I enjoy anything outdoors, both here in the Outer Banks and traveling whenever I can. I still go to Virginia a lot to hike and backpack, and you’ll find me in Nags Head Woods a lot when I need a trail fix closer to home. I also love taking my kayak out on the sound, and even though I work with the national parks they are still places I like to spend my off time. I go camping at Oregon Inlet or on Ocracoke Island whenever I can, and since I live in Kill Devil Hills I also run or take walks to Wright Brothers National Memorial to catch a beautiful sunset. 

What do you want people to understand about Outer Banks Forever and our Outer Banks national parks?   
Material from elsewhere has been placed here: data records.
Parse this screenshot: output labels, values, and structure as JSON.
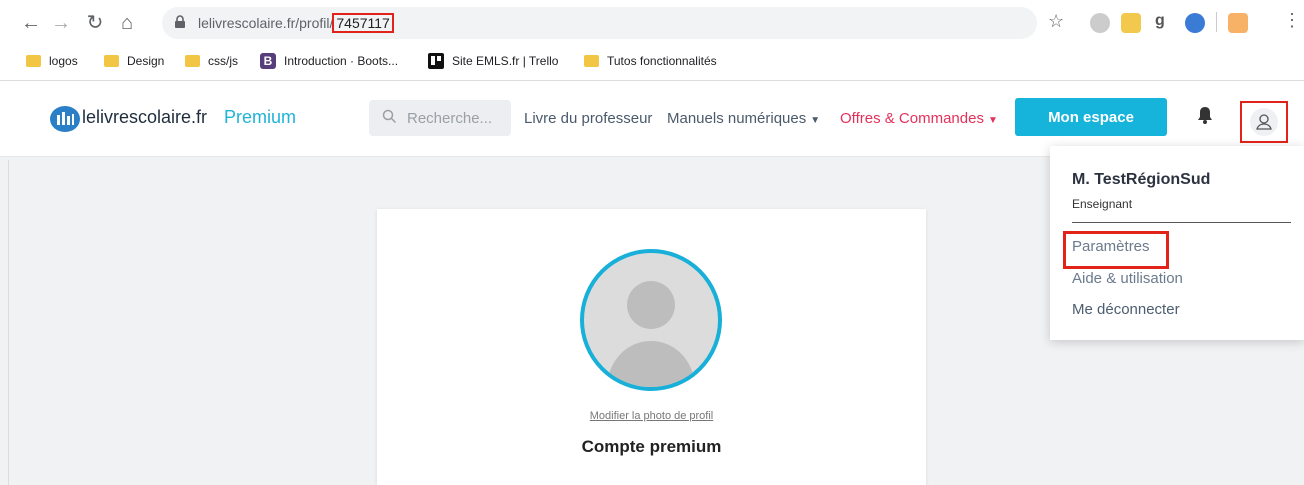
{
  "browser": {
    "url_domain": "lelivrescolaire.fr/profil/",
    "url_id": "7457117",
    "bookmarks": [
      {
        "label": "logos",
        "icon": "folder-icon"
      },
      {
        "label": "Design",
        "icon": "folder-icon"
      },
      {
        "label": "css/js",
        "icon": "folder-icon"
      },
      {
        "label": "Introduction · Boots...",
        "icon": "bootstrap-icon"
      },
      {
        "label": "Site EMLS.fr | Trello",
        "icon": "trello-icon"
      },
      {
        "label": "Tutos fonctionnalités",
        "icon": "folder-icon"
      }
    ]
  },
  "site": {
    "logo_text": "lelivrescolaire.fr",
    "logo_premium": "Premium",
    "search_placeholder": "Recherche...",
    "nav": {
      "livre": "Livre du professeur",
      "manuels": "Manuels numériques",
      "offres": "Offres & Commandes"
    },
    "mon_espace": "Mon espace"
  },
  "dropdown": {
    "name": "M. TestRégionSud",
    "role": "Enseignant",
    "items": [
      "Paramètres",
      "Aide & utilisation",
      "Me déconnecter"
    ]
  },
  "profile": {
    "change_photo": "Modifier la photo de profil",
    "account_type": "Compte premium"
  },
  "colors": {
    "accent": "#16b3da",
    "offres": "#e4315b",
    "highlight": "#e2231a"
  }
}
There are over 400 National Park Service sites around the country and today nearly half of them have nonprofit partners like Outer Banks Forever (also known as “friends groups”) that support them through fundraising, volunteerism, educational programming, and more. I was so surprised to learn that our Outer Banks national parks didn’t have a friends group prior to 2019! It is unique for a community our size to have three national parks. The three parks are unique and offer both locals and visitors three very different experiences. Through our partnership with the National Park Service, we are the only nonprofit authorized to raise funds to support these important places.  

Outer Banks Forever is a branch of a much larger nonprofit, Eastern National, whose mission is to promote the public’s understanding and support of America’s national parks and other public trust partners by providing quality educational experiences, products, and services. For over 70 years, Eastern National has been a dedicated supporter of America’s public lands, giving back more than $156 million to provide quality educational experiences for park visitors. 

Since we launched in 2019, we’ve completed projects like the first designated, mobility-friendly kayak launch at Cape Hatteras National Seashore and getting a webcam up on the Cape Hatteras Lighthouse so people can enjoy the view from wherever they are. We’ve also helped our community and visitors better understand our parks and the important stories and environment that they protect. Protecting our parks is about more than just raising money – it’s about connecting people to these amazing places where they can rest, learn, and be inspired. 

Questions for Jess? Email her any time at